We’re never sick of saying it: we love writers here, and we’re keen to learn from them.
Born and bred in Newcastle, Jim worked on local and national newspapers before turning freelance. Under another name he has published a four-book crime series set in Kenya as well as over a dozen non-fiction titles. He now lives in the north of England with his wife, daughter and ageing dog.
Jim has kindly agreed to answer some questions about his writing process.
What’s your writing process? What comes first – plot or character?
It’s usually the first scene! As a young journalist I was schooled in the art of writing an attention-grabbing opening paragraph, and I’ve stuck with it in my fiction work. Obviously I’ve got a pretty good idea of the plot in my head going into the book, but that opening scene tends to set things off on a path of their own.
Take us through a typical writing day for you?
I’m very much a night owl. During the day there are too many distractions – and in my other life I still work as a freelance journalist – but after 7pm the email, Facebook and Twitter interactions tend to die down and I can get on with it. Trouble is, next thing I know it’s 2.30am and I’ve got to be up in four hours for the school run.
For my forthcoming Bug House series I have leaned heavily on Ed McBain for inspiration, but I can happily spend a couple of hours in the company of any of those stripped-down, hard-boiled American writers from the 1950s and 60s. Elmore Leonard said he left out the bits that readers skim through, and that’s become my motto too. I’m a big fan of Jake Arnott – I like the way he combines fact and fiction, and Harry Starks is a great recurring character in his novels. Like most teenage boys I began a love affair with Martin Amis’s tour de force Money which has endured to this day, and once or twice a year I always dip into my dog-eared Woody Allen anthology for a good laugh.

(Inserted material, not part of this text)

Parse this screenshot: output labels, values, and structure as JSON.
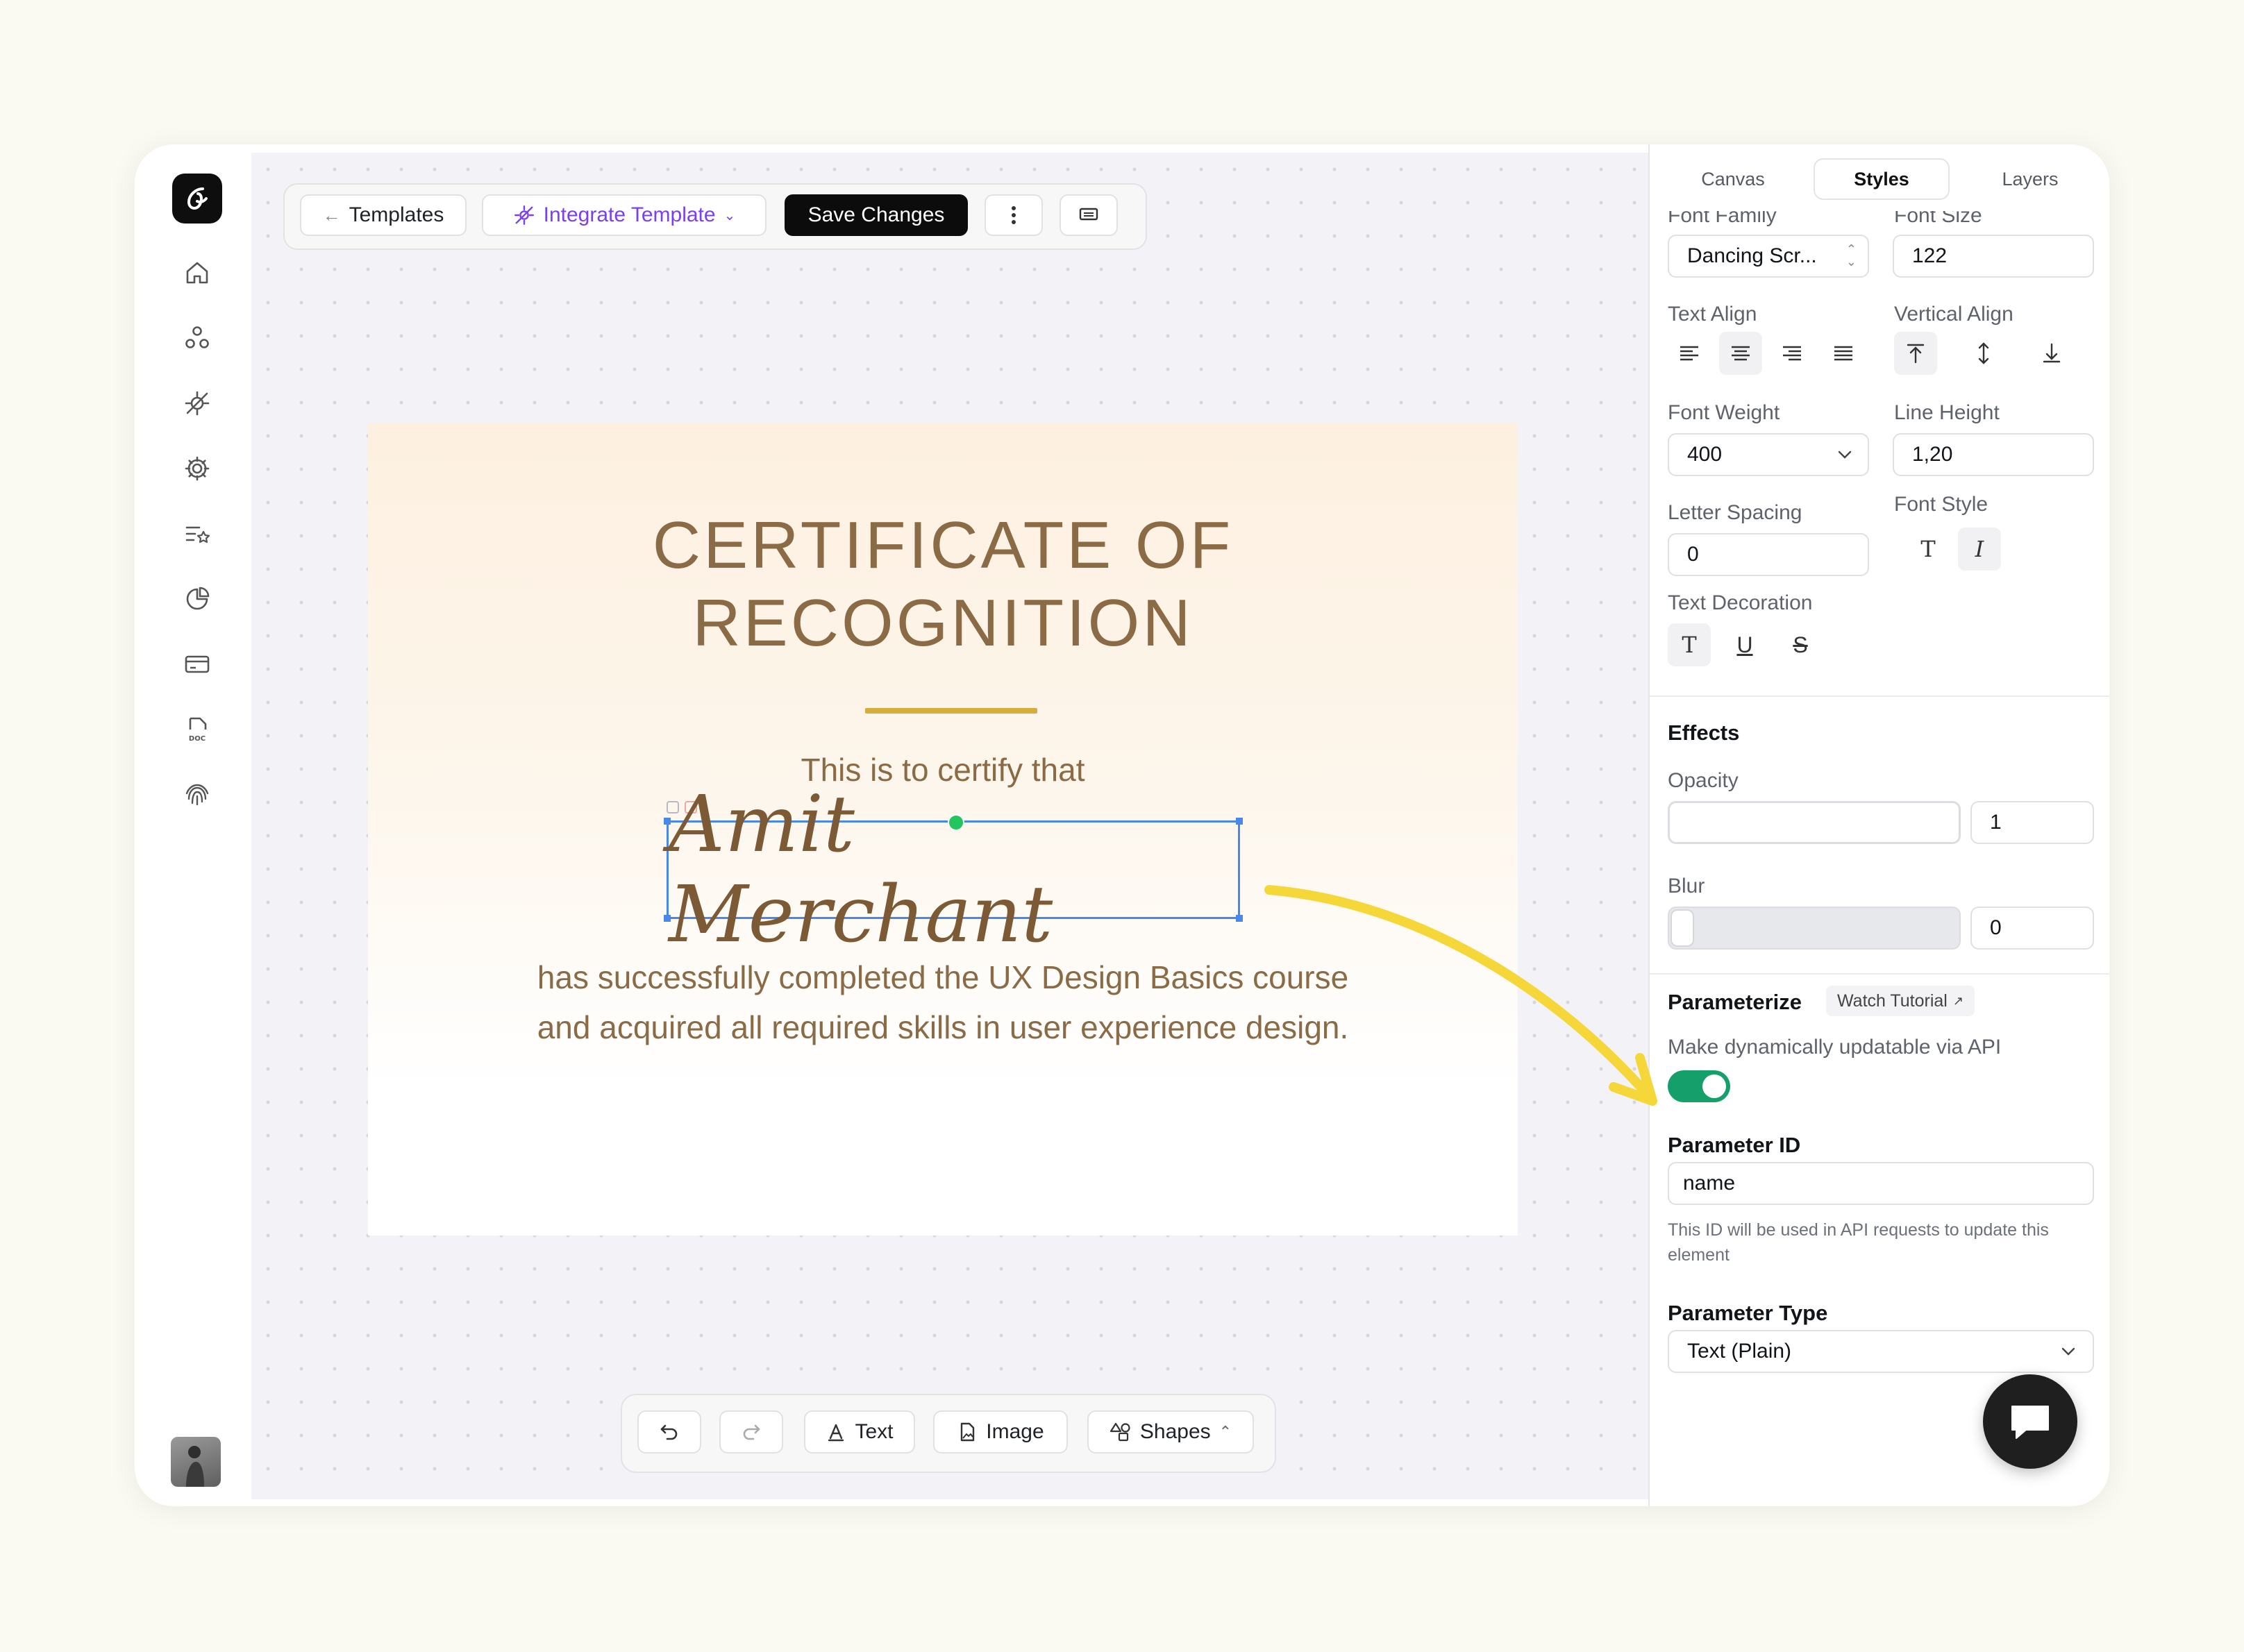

What’s the hardest lesson you ever had to learn about writing?
The beauty of writing is that you’re always learning, and I’ve been lucky that my career has been largely pain free largely because I love what I do. The blank page is always a challenge, but in a good way.
How do you deal with feedback?
I thrive on it. There comes a time in the course of every novel when a fresh pair of eyes is required, and for me the editor’s notes are an essential part of the creative process. I’ve also got an ace copy editor who is a whizz at untangling strangulated prose and making me sound better. In the past I’ve had some great reviews and some stinkers, but then in the past I’ve been a reviewer myself so I know how subjective it is. As long as they’re not all stinkers I don’t lose sleep over it.
How have your own experiences shaped your writing?
The Bug House series is set in Newcastle, where I grew up and worked for the local newspaper for many years – so I know the city, its people and its stories very well. But the journalistic discipline of being able to fill the empty page continues to prove invaluable.
It should always be a pleasure, never a chore. And, in the words of Faulkner “In writing, you must kill your darlings” – in other words, if you’re stuck don’t be afraid to scrap it and start again.
What’s your best advice for an author looking to get into the marketplace…
Don’t take no for an answer.
What’s next for you?
Crossing my fingers that the Bug House series is a success – and in the meantime writing a stand-alone to keep me out of mischief.
Jim’s website is www.bughousefiles.com and he Twitters at @JimFordBooks